▸ Task requirements:
The records below must be copied in full; omit the images.
### Supplied data
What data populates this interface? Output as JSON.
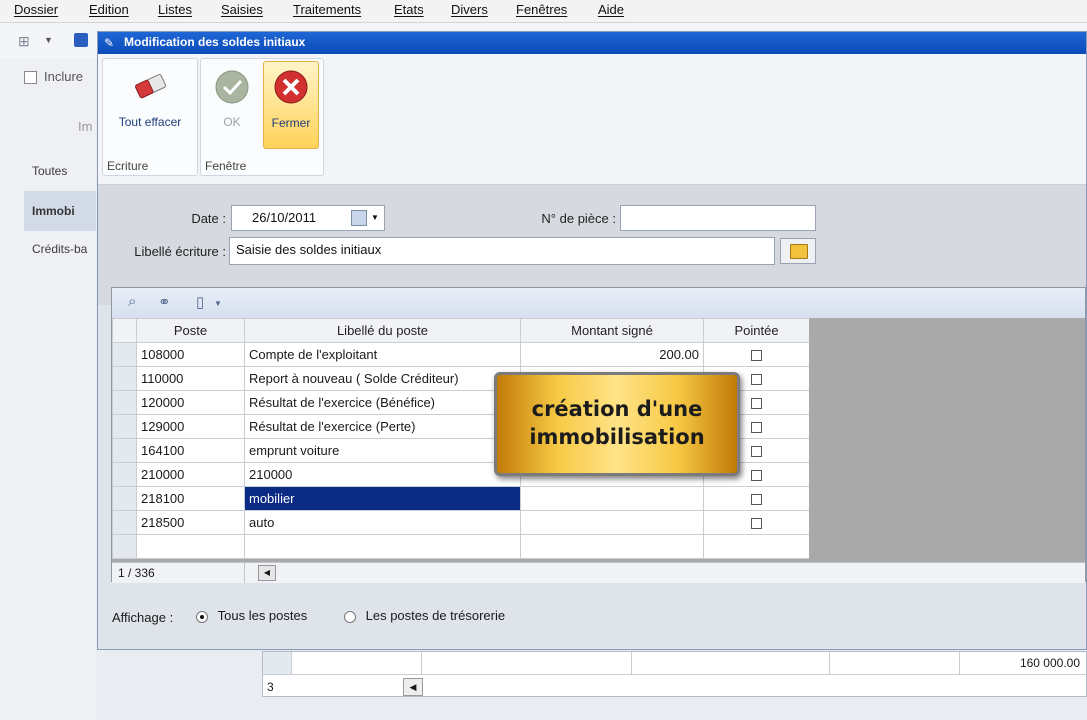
{
  "menu": [
    "Dossier",
    "Edition",
    "Listes",
    "Saisies",
    "Traitements",
    "Etats",
    "Divers",
    "Fenêtres",
    "Aide"
  ],
  "background": {
    "checkbox_label": "Inclure",
    "partial_label": "Im",
    "tabs": [
      "Toutes",
      "Immobi",
      "Crédits-ba"
    ],
    "bottom_grid_value": "160 000.00",
    "bottom_grid_counter": "3"
  },
  "dialog": {
    "title": "Modification des soldes initiaux",
    "ribbon": {
      "groups": [
        {
          "label": "Ecriture",
          "buttons": [
            {
              "label": "Tout effacer",
              "icon": "eraser-icon"
            }
          ]
        },
        {
          "label": "Fenêtre",
          "buttons": [
            {
              "label": "OK",
              "icon": "check-icon",
              "disabled": true
            },
            {
              "label": "Fermer",
              "icon": "close-icon"
            }
          ]
        }
      ]
    },
    "form": {
      "date_label": "Date :",
      "date_value": "26/10/2011",
      "piece_label": "N° de pièce :",
      "piece_value": "",
      "libelle_label": "Libellé écriture :",
      "libelle_value": "Saisie des soldes initiaux"
    },
    "grid": {
      "columns": [
        "Poste",
        "Libellé du poste",
        "Montant signé",
        "Pointée"
      ],
      "rows": [
        {
          "poste": "108000",
          "libelle": "Compte de l'exploitant",
          "montant": "200.00"
        },
        {
          "poste": "110000",
          "libelle": "Report à nouveau ( Solde Créditeur)",
          "montant": ""
        },
        {
          "poste": "120000",
          "libelle": "Résultat de l'exercice (Bénéfice)",
          "montant": ""
        },
        {
          "poste": "129000",
          "libelle": "Résultat de l'exercice (Perte)",
          "montant": ""
        },
        {
          "poste": "164100",
          "libelle": "emprunt voiture",
          "montant": ""
        },
        {
          "poste": "210000",
          "libelle": "210000",
          "montant": ""
        },
        {
          "poste": "218100",
          "libelle": "mobilier",
          "montant": "",
          "active": true
        },
        {
          "poste": "218500",
          "libelle": "auto",
          "montant": ""
        }
      ],
      "status": "1 / 336"
    },
    "affichage": {
      "label": "Affichage :",
      "options": [
        "Tous les postes",
        "Les postes de trésorerie"
      ],
      "selected": 0
    }
  },
  "overlay": {
    "line1": "création d'une",
    "line2": "immobilisation"
  }
}
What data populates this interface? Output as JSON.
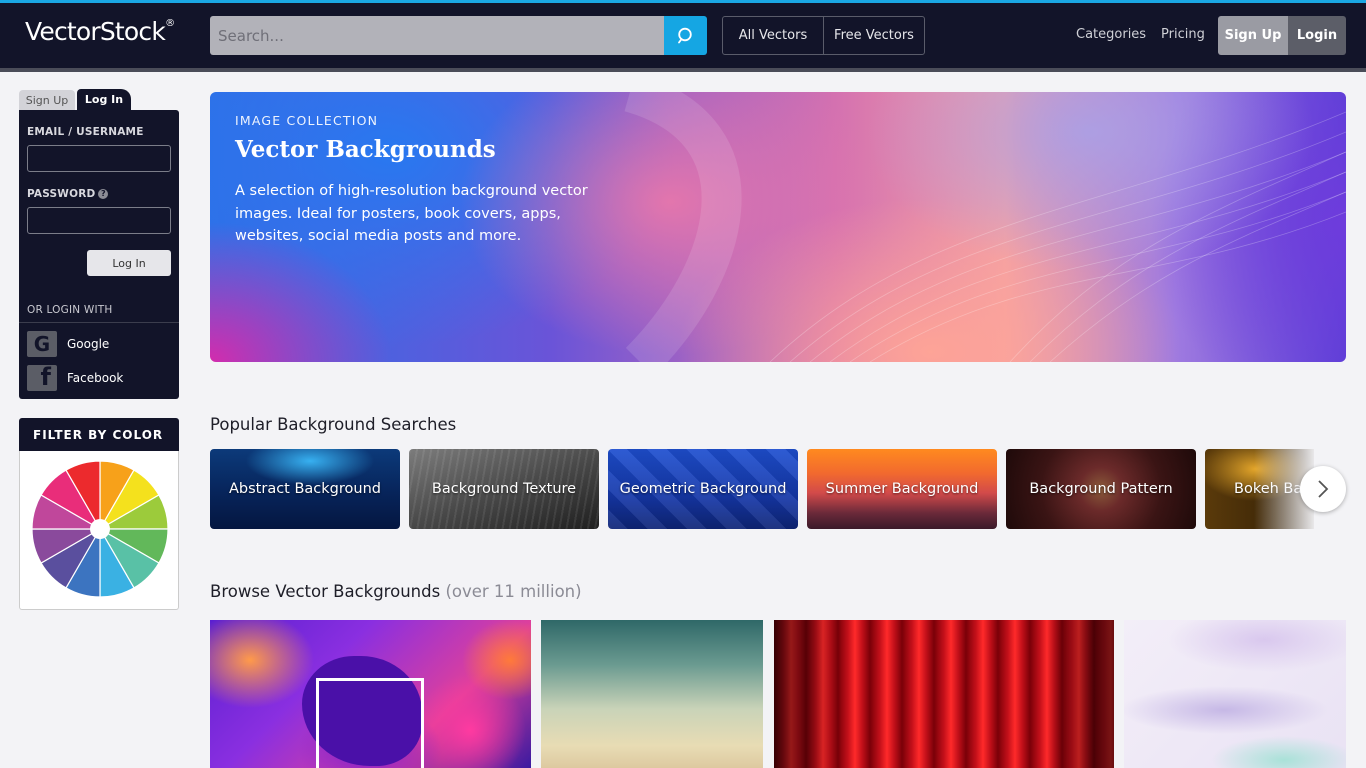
{
  "header": {
    "logo_text": "VectorStock",
    "logo_mark": "®",
    "search_placeholder": "Search...",
    "tabs": [
      "All Vectors",
      "Free Vectors"
    ],
    "nav": [
      "Categories",
      "Pricing"
    ],
    "signup_label": "Sign Up",
    "login_label": "Login",
    "accent_color": "#15a6e3"
  },
  "login_box": {
    "tab_signup": "Sign Up",
    "tab_login": "Log In",
    "email_label": "EMAIL / USERNAME",
    "password_label": "PASSWORD",
    "help_glyph": "?",
    "submit_label": "Log In",
    "or_login_with": "OR LOGIN WITH",
    "socials": [
      {
        "label": "Google",
        "icon": "google-icon",
        "glyph": "G"
      },
      {
        "label": "Facebook",
        "icon": "facebook-icon",
        "glyph": "f"
      }
    ]
  },
  "filter": {
    "title": "FILTER BY COLOR",
    "colors": [
      "#f7a11a",
      "#f4e11d",
      "#9ccb3b",
      "#62b85a",
      "#59c1a6",
      "#3ab1e3",
      "#3c74c0",
      "#5a4f9e",
      "#8a4a9c",
      "#c0479b",
      "#e92d7a",
      "#ec2a2d"
    ]
  },
  "hero": {
    "kicker": "IMAGE COLLECTION",
    "title": "Vector Backgrounds",
    "description": "A selection of high-resolution background vector images. Ideal for posters, book covers, apps, websites, social media posts and more."
  },
  "popular": {
    "title": "Popular Background Searches",
    "items": [
      "Abstract Background",
      "Background Texture",
      "Geometric Background",
      "Summer Background",
      "Background Pattern",
      "Bokeh Background"
    ]
  },
  "browse": {
    "title": "Browse Vector Backgrounds",
    "count": "(over 11 million)"
  }
}
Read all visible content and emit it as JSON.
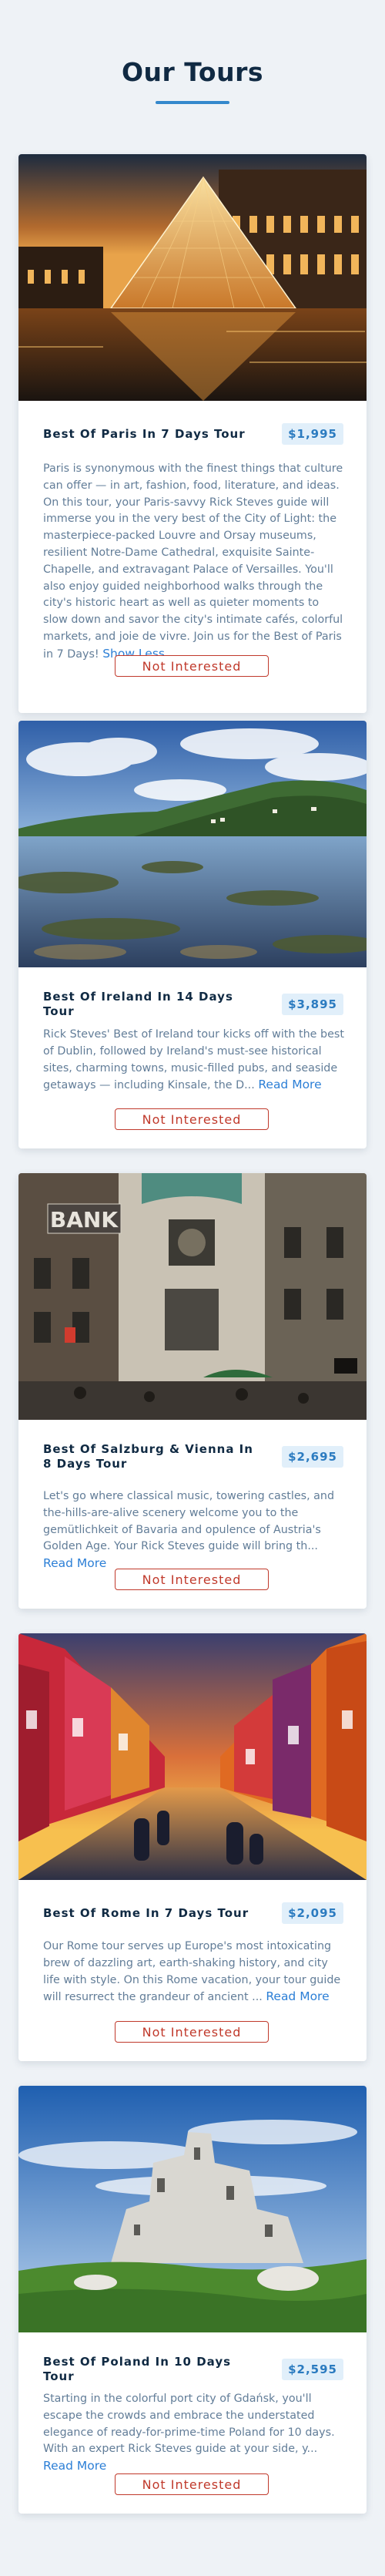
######
▸ Answer for the task:
What data populates this interface? Output as JSON.
{
  "menu": [
    "Dossier",
    "Edition",
    "Listes",
    "Saisies",
    "Traitements",
    "Etats",
    "Divers",
    "Fenêtres",
    "Aide"
  ],
  "background": {
    "checkbox_label": "Inclure",
    "partial_label": "Im",
    "tabs": [
      "Toutes",
      "Immobi",
      "Crédits-ba"
    ],
    "bottom_grid_value": "160 000.00",
    "bottom_grid_counter": "3"
  },
  "dialog": {
    "title": "Modification des soldes initiaux",
    "ribbon": {
      "groups": [
        {
          "label": "Ecriture",
          "buttons": [
            {
              "label": "Tout effacer",
              "icon": "eraser-icon"
            }
          ]
        },
        {
          "label": "Fenêtre",
          "buttons": [
            {
              "label": "OK",
              "icon": "check-icon",
              "disabled": true
            },
            {
              "label": "Fermer",
              "icon": "close-icon"
            }
          ]
        }
      ]
    },
    "form": {
      "date_label": "Date :",
      "date_value": "26/10/2011",
      "piece_label": "N° de pièce :",
      "piece_value": "",
      "libelle_label": "Libellé écriture :",
      "libelle_value": "Saisie des soldes initiaux"
    },
    "grid": {
      "columns": [
        "Poste",
        "Libellé du poste",
        "Montant signé",
        "Pointée"
      ],
      "rows": [
        {
          "poste": "108000",
          "libelle": "Compte de l'exploitant",
          "montant": "200.00"
        },
        {
          "poste": "110000",
          "libelle": "Report à nouveau ( Solde Créditeur)",
          "montant": ""
        },
        {
          "poste": "120000",
          "libelle": "Résultat de l'exercice (Bénéfice)",
          "montant": ""
        },
        {
          "poste": "129000",
          "libelle": "Résultat de l'exercice (Perte)",
          "montant": ""
        },
        {
          "poste": "164100",
          "libelle": "emprunt voiture",
          "montant": ""
        },
        {
          "poste": "210000",
          "libelle": "210000",
          "montant": ""
        },
        {
          "poste": "218100",
          "libelle": "mobilier",
          "montant": "",
          "active": true
        },
        {
          "poste": "218500",
          "libelle": "auto",
          "montant": ""
        }
      ],
      "status": "1 / 336"
    },
    "affichage": {
      "label": "Affichage :",
      "options": [
        "Tous les postes",
        "Les postes de trésorerie"
      ],
      "selected": 0
    }
  },
  "overlay": {
    "line1": "création d'une",
    "line2": "immobilisation"
  }
}
What data populates this interface? Output as JSON.
{
  "header": {
    "logo_text": "VectorStock",
    "logo_mark": "®",
    "search_placeholder": "Search...",
    "tabs": [
      "All Vectors",
      "Free Vectors"
    ],
    "nav": [
      "Categories",
      "Pricing"
    ],
    "signup_label": "Sign Up",
    "login_label": "Login",
    "accent_color": "#15a6e3"
  },
  "login_box": {
    "tab_signup": "Sign Up",
    "tab_login": "Log In",
    "email_label": "EMAIL / USERNAME",
    "password_label": "PASSWORD",
    "help_glyph": "?",
    "submit_label": "Log In",
    "or_login_with": "OR LOGIN WITH",
    "socials": [
      {
        "label": "Google",
        "icon": "google-icon",
        "glyph": "G"
      },
      {
        "label": "Facebook",
        "icon": "facebook-icon",
        "glyph": "f"
      }
    ]
  },
  "filter": {
    "title": "FILTER BY COLOR",
    "colors": [
      "#f7a11a",
      "#f4e11d",
      "#9ccb3b",
      "#62b85a",
      "#59c1a6",
      "#3ab1e3",
      "#3c74c0",
      "#5a4f9e",
      "#8a4a9c",
      "#c0479b",
      "#e92d7a",
      "#ec2a2d"
    ]
  },
  "hero": {
    "kicker": "IMAGE COLLECTION",
    "title": "Vector Backgrounds",
    "description": "A selection of high-resolution background vector images. Ideal for posters, book covers, apps, websites, social media posts and more."
  },
  "popular": {
    "title": "Popular Background Searches",
    "items": [
      "Abstract Background",
      "Background Texture",
      "Geometric Background",
      "Summer Background",
      "Background Pattern",
      "Bokeh Background"
    ]
  },
  "browse": {
    "title": "Browse Vector Backgrounds",
    "count": "(over 11 million)"
  }
}
Read all visible content and emit it as JSON.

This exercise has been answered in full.